What do I think? After General Motors (GM) reported third quarter financial performance on Thursday morning, and Ford Motor (F) reported last week? Revenues are not necessarily bad, but the price of purchasing a new vehicle? Let's just say that if someone were... say, going to purchase (or lease) a new car in order to avoid mass transit, you may end up paying for the product. There's demand, and probably not as much inventory as you think.
General Motors posted adjusted EPS of $2.83 (GAAP EPS of $2.78). Expectations were for something along the lines of $1.39. You read that right. Revenue generation landed at $35.5 billion. This number presents as a small beat, and almost flat from the same period last year. The stock was roaring. While this is a sales story to some degree, and a market share story as well, the headline or headlines from my point of view should be written through the prism of margin expansion, cash flow, and credit management. She may have gotten knocked around in the media after the Nikola (NKLA) circus, but one thing is now certain. Faced with a pandemic and charged with running a behemoth of an industrial corporation, CEO Mary Barra did her job especially well.
This is interesting. Net income increased to $4.05 billion, +74% from Q3 2019. North American operations earned a whopping $4.37 billion for the quarter, up 44% despite a nearly 10% decline in sales. How? EBIT adjusted margin of 14.9%. That's how, up from 8.4% a year ago. That's incredible. Sales did however improve each month, month over month for the quarter as regional economies tried to reopen. Chinese sales were actually 12% higher despite a contentious trade environment. This is where the growth is. Globally, sales were lower.
Where was the demand? Electric vehicles? Uhm, no. Crossovers, SUVs and large pick-up trucks are what drove margin as well as increased market share. On that note, the firm has reaffirmed its commitment to the future that will include both autonomous and electric vehicles that will include offerings under both the Hummer and Cadillac brand names. On the already mentioned relationship with Nikola, both sides have the right to terminate that deal should it not close by December 3rd.
Lastly, and importantly, General Motors repaid $5.2 billion of the firm's revolving credit facilities over the three month period reported, and then another $3.9 billion early in Q4 with a goal of repaying the whole enchilada by year's end, all the while being able to maintain a nice cash position. Along those lines, GM reported adjusted automotive operating cash flow of $9.1 billion. Seems like a lot because it is. That number was $5.4 billion for the comparable period in 2019. The firm ended the quarter with $37.8 billion worth of automotive liquidity. Obviously that would be after the $5.2 billion payment, but ahead of the $3.9 billion plunge.
This is a little tough, because I see the chart in two different ways. Hence, one tells a more bullish story than the other and pardon the pun, curbs my enthusiasm. Let me know what you think. What? Of course I trust you.
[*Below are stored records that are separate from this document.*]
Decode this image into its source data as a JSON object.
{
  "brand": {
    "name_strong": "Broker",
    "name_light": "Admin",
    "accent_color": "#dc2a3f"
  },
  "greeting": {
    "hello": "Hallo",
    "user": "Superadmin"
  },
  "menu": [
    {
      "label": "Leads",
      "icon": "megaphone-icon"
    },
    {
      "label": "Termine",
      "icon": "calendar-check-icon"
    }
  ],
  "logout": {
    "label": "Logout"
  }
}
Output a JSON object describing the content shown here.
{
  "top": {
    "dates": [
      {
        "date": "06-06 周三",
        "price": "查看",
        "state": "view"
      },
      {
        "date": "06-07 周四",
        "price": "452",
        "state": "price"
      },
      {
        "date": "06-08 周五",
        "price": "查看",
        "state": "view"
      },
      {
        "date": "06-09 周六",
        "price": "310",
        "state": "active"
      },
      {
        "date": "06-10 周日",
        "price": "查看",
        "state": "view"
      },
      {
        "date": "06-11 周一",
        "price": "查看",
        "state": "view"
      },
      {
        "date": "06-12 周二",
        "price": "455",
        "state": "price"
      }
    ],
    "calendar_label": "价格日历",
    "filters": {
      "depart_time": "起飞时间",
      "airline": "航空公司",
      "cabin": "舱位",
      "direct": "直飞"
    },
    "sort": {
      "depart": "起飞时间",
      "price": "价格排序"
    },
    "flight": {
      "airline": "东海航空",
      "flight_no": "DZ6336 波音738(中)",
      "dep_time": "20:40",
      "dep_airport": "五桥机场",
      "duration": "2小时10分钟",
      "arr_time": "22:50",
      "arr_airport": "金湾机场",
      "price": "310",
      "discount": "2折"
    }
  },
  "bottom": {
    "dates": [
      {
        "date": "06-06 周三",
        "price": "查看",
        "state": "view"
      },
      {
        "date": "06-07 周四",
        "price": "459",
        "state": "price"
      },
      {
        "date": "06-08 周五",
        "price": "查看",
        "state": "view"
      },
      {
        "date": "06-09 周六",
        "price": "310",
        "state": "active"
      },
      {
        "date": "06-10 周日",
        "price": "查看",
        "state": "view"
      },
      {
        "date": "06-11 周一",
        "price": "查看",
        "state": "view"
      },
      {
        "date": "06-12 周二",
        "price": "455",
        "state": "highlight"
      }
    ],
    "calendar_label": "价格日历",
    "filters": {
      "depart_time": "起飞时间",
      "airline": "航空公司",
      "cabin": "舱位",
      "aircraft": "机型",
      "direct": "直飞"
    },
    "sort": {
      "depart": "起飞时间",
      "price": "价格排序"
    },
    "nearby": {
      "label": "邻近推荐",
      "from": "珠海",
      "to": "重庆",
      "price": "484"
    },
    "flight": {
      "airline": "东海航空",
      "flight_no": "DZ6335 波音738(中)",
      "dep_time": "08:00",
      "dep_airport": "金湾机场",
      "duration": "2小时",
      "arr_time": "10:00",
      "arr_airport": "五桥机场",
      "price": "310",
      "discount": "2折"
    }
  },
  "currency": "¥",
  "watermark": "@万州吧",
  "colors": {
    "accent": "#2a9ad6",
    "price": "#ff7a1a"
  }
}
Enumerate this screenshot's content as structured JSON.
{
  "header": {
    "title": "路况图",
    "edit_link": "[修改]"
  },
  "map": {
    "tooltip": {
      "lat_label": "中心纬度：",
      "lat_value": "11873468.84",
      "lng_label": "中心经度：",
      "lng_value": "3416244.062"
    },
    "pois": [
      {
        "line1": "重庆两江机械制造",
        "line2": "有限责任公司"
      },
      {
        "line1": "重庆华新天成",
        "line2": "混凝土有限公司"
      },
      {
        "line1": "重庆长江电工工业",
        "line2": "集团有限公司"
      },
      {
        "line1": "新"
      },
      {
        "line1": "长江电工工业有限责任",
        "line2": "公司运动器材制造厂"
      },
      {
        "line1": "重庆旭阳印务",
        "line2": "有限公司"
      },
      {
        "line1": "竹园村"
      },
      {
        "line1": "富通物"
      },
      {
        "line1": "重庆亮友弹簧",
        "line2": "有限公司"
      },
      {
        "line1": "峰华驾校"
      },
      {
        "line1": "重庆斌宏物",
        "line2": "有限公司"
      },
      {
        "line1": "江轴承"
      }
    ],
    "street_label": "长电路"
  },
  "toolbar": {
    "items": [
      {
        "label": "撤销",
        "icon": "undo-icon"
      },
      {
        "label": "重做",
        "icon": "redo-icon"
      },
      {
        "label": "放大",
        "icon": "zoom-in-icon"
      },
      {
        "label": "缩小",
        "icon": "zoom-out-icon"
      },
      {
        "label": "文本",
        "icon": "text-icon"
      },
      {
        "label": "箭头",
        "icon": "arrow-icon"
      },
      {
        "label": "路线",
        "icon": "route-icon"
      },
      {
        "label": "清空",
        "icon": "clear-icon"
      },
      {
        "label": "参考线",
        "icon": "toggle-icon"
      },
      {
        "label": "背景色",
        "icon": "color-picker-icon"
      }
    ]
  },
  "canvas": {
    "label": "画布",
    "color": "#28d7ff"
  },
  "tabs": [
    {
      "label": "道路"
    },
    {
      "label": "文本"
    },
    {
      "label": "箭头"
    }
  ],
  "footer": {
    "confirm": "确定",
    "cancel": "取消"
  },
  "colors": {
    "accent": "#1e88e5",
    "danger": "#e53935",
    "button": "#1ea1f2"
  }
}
Upon first glance, I notice that the shares are close to being technically overbought, and that a cup and handle pattern established over the summer had created a pivot at the $33.50-ish level in early September. That spot would have created a price target of $40. There was a breakout in mid-October, and then the pivot was tested from above later in the month. Is another run at a potential $40 target worthy of creating equity risk in between $36 and $37? Maybe for a short term trader.
Then there's the Pitchfork that does not really work going back to the lows of March, but works quite well going back to the low of April. This suggests a continuance of trend which sounds much better to investors. This model also allows for a bull case target price closer to $45. Remember that the firm has not paid a dividend since February, so that's not a reason to hold, nor a way to reduce net basis.
I am not crazy about the equity. I did try to set up a couple of spreads. They don't work for me. Too much premium for the in line opportunity, Not enough on the sale just a few bucks higher on strike price. What I might do, and I am still just thinking about it, is do something like this.... maybe write the January $32 puts for $1.25. Pocket the $125 up front. If one does end up having the shares put to them, at least net basis will be down around $30.75. I think I could live with that.